The applicants include the UDM, Action SA, the IFP, BOSA, the National Union of Metalworkers of South Africa and the South African Federation of Trade Unions (Saftu).
There are two parts to the case. The first part was heard last week, and the second part is set to be heard in May.
- The applicants want certain sectors, including hospitals, schools, police stations, water facilities, small businesses, and communication networks, to be excluded from load-shedding.
- The applicants want the president, ministers, and the South African government to be held responsible for load-shedding and its impact on society.
The applicants also want the government to be forced to table a plan to end load-shedding, which they said cost the country R338-billion over the last decade.
In the first part, the applicants ignored a warning from De Ruyter that trying to exempt specific sectors of the economy and crucial social services can lead to a national blackout.
It sounds great to make hospitals, schools, telecoms networks, police stations, water facilities, and small businesses load-shedding free.
However, excluding these facilities from power cuts is not trivial and will put the South African electricity grid at tremendous risk.
The former Eskom CEO explained that these facilities are embedded in distribution networks containing other residential and non-residential loads.
To exclude them from load-shedding, you must exclude the other customers who share those distribution networks.
“To continue to supply an embedded customer with electricity requires continuing to supply all the other upstream customers on the distribution line as well,” he said.
Eskom prevents a total grid collapse and national blackout by balancing electricity supply and demand.
If the electricity supply must be maintained to exempted facilities and those who share the grid with them, there will be far more severe load-shedding elsewhere on the grid.
“The sheer number and geographical distribution of facilities they seek to exclude from load-shedding would effectively mean that there can be no load-shedding in the country,” he said.
“This presents a dire risk for South Africa, as Eskom implements load-shedding as a measure of last resort to prevent a power system blackout.”
De Ruyter warned that excluding the proposed facilities “presents a manifest risk of grid collapse or blackout”.
“How long such a blackout would last is impossible to predict with any certainty. The consequences of such a blackout would be catastrophic.”
During a blackout, people can expect the loss of water supply and sewerage treatment, the shutdown of telephone and internet services, and petrol and diesel shortages.

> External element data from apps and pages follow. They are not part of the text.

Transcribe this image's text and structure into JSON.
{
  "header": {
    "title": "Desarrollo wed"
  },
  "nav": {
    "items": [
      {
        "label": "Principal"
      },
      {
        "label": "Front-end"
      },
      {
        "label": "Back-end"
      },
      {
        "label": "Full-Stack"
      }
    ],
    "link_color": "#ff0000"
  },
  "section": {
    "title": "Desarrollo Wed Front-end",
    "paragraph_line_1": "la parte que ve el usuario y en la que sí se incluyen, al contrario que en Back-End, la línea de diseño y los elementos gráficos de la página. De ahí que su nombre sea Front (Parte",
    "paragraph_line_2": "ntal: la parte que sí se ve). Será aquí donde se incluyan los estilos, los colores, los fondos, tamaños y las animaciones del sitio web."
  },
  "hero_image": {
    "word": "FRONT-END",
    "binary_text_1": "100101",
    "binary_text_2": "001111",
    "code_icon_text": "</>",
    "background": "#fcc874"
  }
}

Digital platforms, including payment platforms and automatic teller machines, will stop running, and there will be a shortage of hard currency.
There will be chaos on the roads, shops and residents will struggle to keep produce fresh, and food supplies will be impacted. There is also a high risk of looting, vandalism, and public unrest.

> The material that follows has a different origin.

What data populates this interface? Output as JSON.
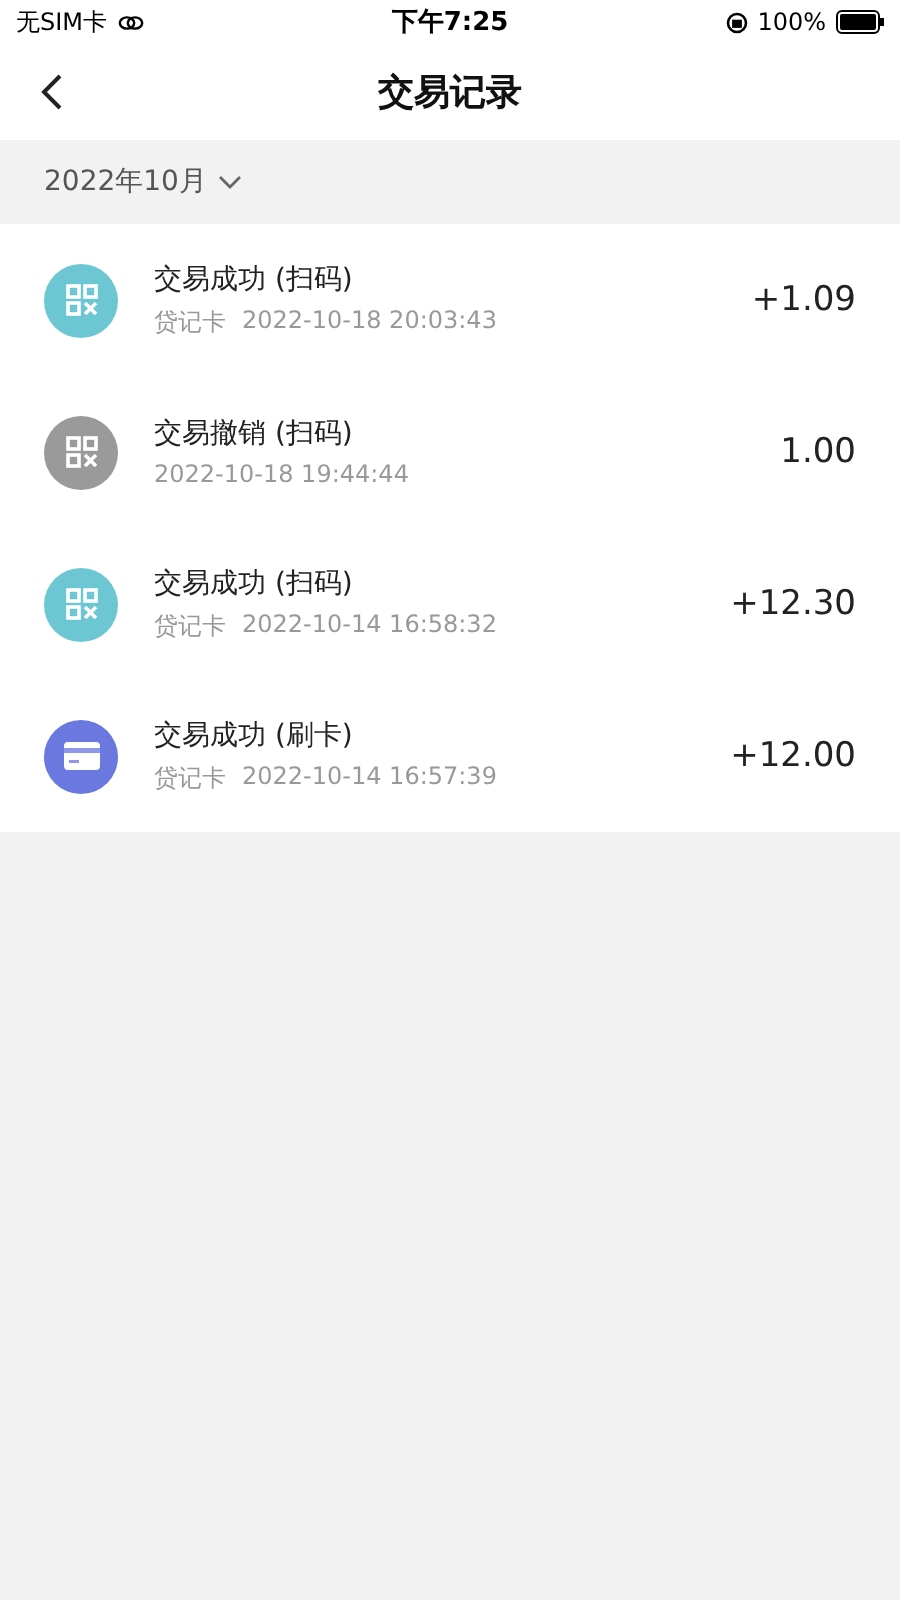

“Self-evidently, a blackout is a risk South Africa cannot afford to take,” De Ruyter said. “During the period of a blackout, the country would suffer immense human and economic harm.”
A better solution
De Ruyter said Eskom was working with government departments and National Treasury to find solutions to protect vulnerable facilities and institutions from load-shedding.
However, it is impossible to use a single technological solution to serve the needs of all these facilities.
It is because different configurations and infrastructure are used in distribution networks around the country.
There are also a variety of electricity supply needs of different customers and disparities in the resources that may be available.
“Eskom is, therefore, working with different departments and customers seeking protection from load-shedding,” De Ruyter said.
The power utility is working with public hospitals, agri-food producers, and other customers to assess their needs and determine the optimal solutions on a case-by-case basis.
This is done “while keeping in mind the overall duty to ensure that any exemptions granted are done rationally, equitably, and without compromising the integrity of the grid overall”.
De Ruyter’s proposal aligns with the applicants’ alternative to order the government to implement measures to ensure that these sectors will have electricity during load shedding.
Localised backup solutions, like solar power and battery backup, will remove the risk of a blackout and provide electricity security during load-shedding.